Ohms Law will help yah there. :search: Youll find exactly what your looking for.
I know about ohms law and all the electrical relationships, however I do not know if there is a rule of thumb for how amplifiers handle their output. I've seen several different amplifiers with different 2 ohm/4 ohm ratios so it doesn't seem to have a constant relationship, so i don't know how I can determine the output for a specific resistance which is not listed. I also dont' know if 2/4 ohm output amplifiers are stable at 3 or 1.5 ohms.
On my first system (~8-9 years ago) I ran 2 10w6's off of an alpine v12 amp. Dual 6 ohm voice coils yielded 1.5 ohms (all wires run parallel). I didn't run it like this long as it was only because I had a sub blow on me and took a month or so to get a replacement. I did not notice any adverse effects on sound quality or the amp. Technically the amp was only stable to 2 ohms if I remember correctly. It probably wasn't a smart idea, but I didn't want to be without bass for my tunes. Technically if your amp is stable at 2 ohms, a 3 ohm load won't overload it, but most amps are not completely linear in their power from 1, 2, and 4 ohms. Outside of using a meter to actually test it, there wouldn't be a definitive way of knowing what kind of power you are yielding. You could theorize that it is somewhere close to the middle of the 2ohm and 4 ohm rating as a general estimate obviously.
Googled Ohms Law
http://www.google.com/search?hl=en&q=Ohms+Law
First Link in google
http://www.the12volt.com/ohm/ohmslaw.asp
going by that link
watts=V2 Volts Squared/Ohms
14.4 squared = 207.36 divided by 3 ohms = 69.12
so take that for what you will :)
If you want more see this http://www.the12volt.com/ohm/page2.asp it is a law so........
The problem is the efficiency of an amp at varying loads. Some amps are designed to run better at certain loads (particularly sub amps). Ohms law is based on perfect conditions. Some amps would not be capable of producing (for the price) power that follows ohm's law. They are tailored to a specific load and handle the other loads just for flexibility (even if not truly intended uses).
Think about how what you just explained pertains the the question? All car amplifiers run at 14.4(12) volts, but they sure as hell dont' all put out 69.12 watts at 3 ohms.Quote:
Originally Posted by racerx3165
I already said I know about electrical relationships. This still does not explain how much output a specific amplifier puts out at a certain load.
Like the person above said, it's not linear. Does anybody know if most amplifiers output follows any other type of non-linear regression? Or are they are just determined in the amplifier at design.
There is no sure proof way other than testing the output with a particular load. Regardless of whether the amps follow ohm's law to a t, it still should be somewhere in between (call it half) the 2 ohm and 4 ohm rating. Things get more interesting when you get into bridging though as most amps do not like to be bridged at anything other than 4 ohms (obviously there are exceptions).

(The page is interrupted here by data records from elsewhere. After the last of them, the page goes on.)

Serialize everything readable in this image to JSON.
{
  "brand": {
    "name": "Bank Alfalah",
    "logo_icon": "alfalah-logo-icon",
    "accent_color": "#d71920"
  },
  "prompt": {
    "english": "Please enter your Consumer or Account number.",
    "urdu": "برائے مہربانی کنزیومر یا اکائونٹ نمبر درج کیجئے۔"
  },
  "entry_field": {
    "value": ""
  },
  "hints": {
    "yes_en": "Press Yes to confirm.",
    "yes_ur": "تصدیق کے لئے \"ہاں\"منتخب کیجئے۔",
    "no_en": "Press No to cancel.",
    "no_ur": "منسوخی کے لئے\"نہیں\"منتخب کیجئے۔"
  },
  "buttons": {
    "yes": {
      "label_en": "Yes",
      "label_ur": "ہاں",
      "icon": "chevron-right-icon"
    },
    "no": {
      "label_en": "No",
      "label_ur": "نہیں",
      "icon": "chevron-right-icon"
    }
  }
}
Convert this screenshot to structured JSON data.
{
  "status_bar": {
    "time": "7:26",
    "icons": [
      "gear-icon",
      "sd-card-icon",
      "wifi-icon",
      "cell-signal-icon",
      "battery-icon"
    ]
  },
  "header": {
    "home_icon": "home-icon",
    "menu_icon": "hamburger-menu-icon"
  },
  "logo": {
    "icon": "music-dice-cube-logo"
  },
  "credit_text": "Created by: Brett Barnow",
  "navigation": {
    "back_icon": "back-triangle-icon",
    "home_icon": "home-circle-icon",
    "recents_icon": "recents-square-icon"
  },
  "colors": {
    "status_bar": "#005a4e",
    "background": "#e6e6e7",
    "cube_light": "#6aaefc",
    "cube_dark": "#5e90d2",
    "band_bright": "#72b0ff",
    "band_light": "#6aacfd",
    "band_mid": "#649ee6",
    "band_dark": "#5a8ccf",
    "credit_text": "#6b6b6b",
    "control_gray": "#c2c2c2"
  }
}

Well i assumed you was one of thoose guys who thinks he can get 1000w out of a 20$ ebay amp, so i was trying to prove to you with a Law why those 1000W faceplates are not true :) I know that it truely matters what your input signal is so if you got a 4V input your looking more like 120W.Quote:
Originally Posted by zzachattack2
Then you should know to put a ampmeter in there or simply go by your fuse size you can get a more accurate guestamate. Say you got 14.4V and 40 amps you are at 576WQuote:
Originally Posted by zzachattack2